He then went on to be WCBM’s Black announcer. In 1959, he became host of a live musical show, Open House, that aired over WJZ-TV on Saturday afternoons. His show was aimed at an emerging market: first-time Black homebuyers who would trust his reassuring voice and presence.

Richards had another TV show, Tomorrow’s Stars, a weekly program that featured Ethel Ennis, the Baltimore jazz singer. It was a pioneering vehicle for local talent and touring recording artists.

He worked at WMAR as a staff announcer and began making regular appearances on news programs and during intervals of the morning “Today” show.

“I’ll never forget the time Chuck took a trip to Bermuda,” Torriente said. “He never left being on air. The network did a radio hookup and it was just like he was still in Baltimore. It was amazing.”

At his death, a writer wrote to The Sun: “He was your friend and mine. ... He served dignity in huge portions to every person he met. He never spoke ill of any human being. He was kind and strong in spirit to the end and should be remembered as a once-in-a-lifetime man of gentle, cheerful power.

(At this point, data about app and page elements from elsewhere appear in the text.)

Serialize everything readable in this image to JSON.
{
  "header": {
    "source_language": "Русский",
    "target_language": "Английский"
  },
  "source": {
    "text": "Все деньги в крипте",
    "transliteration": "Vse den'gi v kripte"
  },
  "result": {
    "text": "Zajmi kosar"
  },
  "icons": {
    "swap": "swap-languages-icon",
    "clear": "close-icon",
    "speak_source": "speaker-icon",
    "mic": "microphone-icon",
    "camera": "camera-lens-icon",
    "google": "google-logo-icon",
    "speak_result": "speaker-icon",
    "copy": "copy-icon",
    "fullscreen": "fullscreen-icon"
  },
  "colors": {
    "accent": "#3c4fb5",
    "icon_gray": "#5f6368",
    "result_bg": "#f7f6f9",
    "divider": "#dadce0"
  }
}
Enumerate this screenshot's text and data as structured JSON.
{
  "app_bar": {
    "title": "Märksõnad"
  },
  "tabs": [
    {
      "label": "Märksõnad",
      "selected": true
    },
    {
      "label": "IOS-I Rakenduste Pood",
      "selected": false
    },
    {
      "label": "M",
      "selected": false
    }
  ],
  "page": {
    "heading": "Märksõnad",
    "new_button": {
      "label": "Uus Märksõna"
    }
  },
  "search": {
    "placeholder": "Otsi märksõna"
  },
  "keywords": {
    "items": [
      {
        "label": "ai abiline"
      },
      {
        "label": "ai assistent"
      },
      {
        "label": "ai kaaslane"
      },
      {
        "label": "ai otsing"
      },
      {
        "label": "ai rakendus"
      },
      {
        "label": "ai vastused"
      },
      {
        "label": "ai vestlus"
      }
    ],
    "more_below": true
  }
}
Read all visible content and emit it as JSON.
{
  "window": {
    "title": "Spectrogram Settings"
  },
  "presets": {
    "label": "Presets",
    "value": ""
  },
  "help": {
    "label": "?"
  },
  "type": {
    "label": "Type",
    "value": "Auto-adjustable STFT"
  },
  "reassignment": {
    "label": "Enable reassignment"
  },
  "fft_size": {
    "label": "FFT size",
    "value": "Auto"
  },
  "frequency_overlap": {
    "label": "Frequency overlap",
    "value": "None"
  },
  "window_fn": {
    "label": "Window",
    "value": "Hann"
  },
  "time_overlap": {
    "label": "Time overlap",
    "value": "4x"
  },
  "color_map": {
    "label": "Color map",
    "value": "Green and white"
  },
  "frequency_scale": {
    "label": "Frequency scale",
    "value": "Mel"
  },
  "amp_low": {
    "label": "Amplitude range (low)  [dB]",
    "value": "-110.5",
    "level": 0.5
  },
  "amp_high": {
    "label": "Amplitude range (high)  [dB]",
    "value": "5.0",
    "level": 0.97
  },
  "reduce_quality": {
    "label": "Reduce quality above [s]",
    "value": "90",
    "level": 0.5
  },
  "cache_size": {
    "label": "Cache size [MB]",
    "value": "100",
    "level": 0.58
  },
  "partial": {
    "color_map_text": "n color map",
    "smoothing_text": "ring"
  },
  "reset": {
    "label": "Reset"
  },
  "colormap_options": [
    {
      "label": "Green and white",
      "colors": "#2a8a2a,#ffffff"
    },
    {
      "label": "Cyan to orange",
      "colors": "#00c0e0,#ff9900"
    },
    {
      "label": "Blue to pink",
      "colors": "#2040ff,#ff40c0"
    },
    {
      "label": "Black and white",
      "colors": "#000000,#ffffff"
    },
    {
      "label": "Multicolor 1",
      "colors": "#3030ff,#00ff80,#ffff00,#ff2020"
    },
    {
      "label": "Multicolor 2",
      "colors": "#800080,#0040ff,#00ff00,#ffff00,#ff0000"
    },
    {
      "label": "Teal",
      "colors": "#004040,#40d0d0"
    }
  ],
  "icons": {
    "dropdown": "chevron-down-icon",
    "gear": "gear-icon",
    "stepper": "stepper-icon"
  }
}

“He was Charles A. Richardson, the ambassador of goodwill we knew as the unique and individual,” the writer said.